The Hyderabad Metro Rail (HMR) wants to get rid of more than 320 trees to make way for multi-level parking facilities in the heart of the city. Worrying environmentalists said it will only increase air pollution and rob locals of little lung space in the city.
The HMR authorities have sought permission for the removal of 328 trees and an application has been filed with the Andhra Pradesh forest department to remove or relocate 105 trees in Punjagutta, 160 trees in Errummanzil Colony, 18 trees near Hi-Tec City in Madhapur and 45 trees in Balanagar. The Tree Protection Committee (TPC), which met on November 15, said it would inspect these sites on November 28 and take a final call on it.
According to metro officials, 25 locations have been identified in different parts of the city meant for multi- layered parking facilities with skywalks, lifts or escalators meant to channel between these parking spaces and metro stations.

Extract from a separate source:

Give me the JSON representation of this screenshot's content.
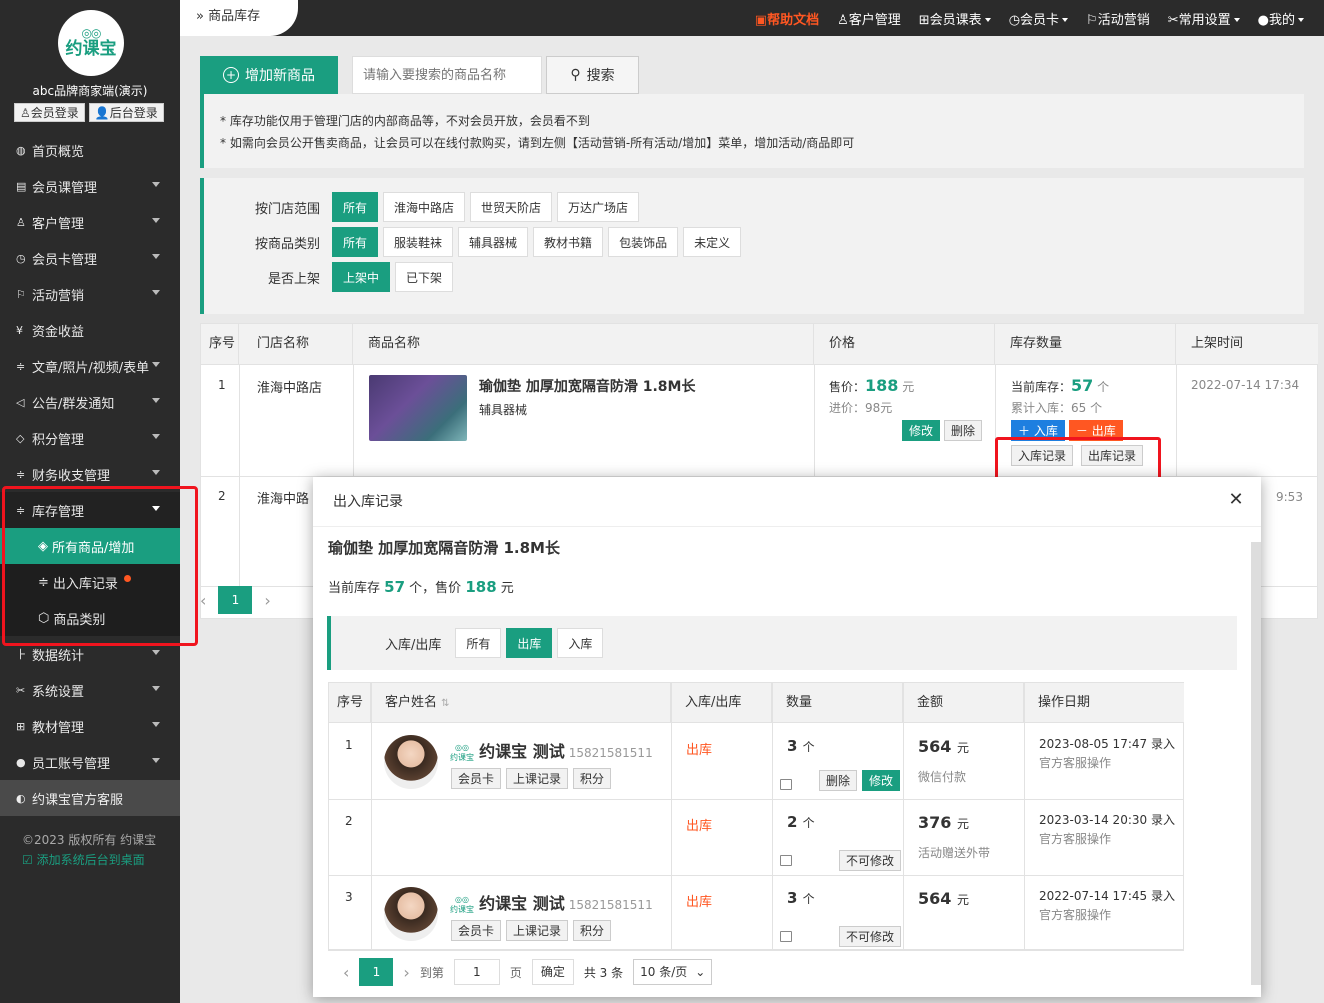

Forest officials say that the decision would be taken as per the WALTA Act, 2002, which conserves and protects water bodies, ground water, trees and land. “We had an elaborate discussion on this issue and would be inspecting these sites soon. The removal of trees will only be allowed if it is necessary. If there are any ficus or other species in these sites which can be translocated, then we will allow,” D Nagabhushanam, the divisional forest officer, said on Tuesday.
“For every other tree removed, five new plants have to be planted which should grow to a minimum height of 1.5 metres and also should be of indigenous variety,” Nagabhushanam, member, TPC, said. Till now, around 4000 trees have been removed for the metro project. These trees were removed from Nagole, Mettuguda, Ameerpet and Madhapur among others.
Though metro rail authorities have been conducting plantation and translocation drives to make up for this green cover loss, these are mostly on the outskirts of the city. “What the metro authorities are showing about the plantations are just mere numbers. One should not forget that it is uncertain on how they will be maintained over the years or where they are exactly located,” C Ramchandraiah, a city-based social scientist said.
“Hyderabad has inadequate lung space and taking away more trees from within the city and planting them far from the city would not bring any respite to the citizens,” he said. TOI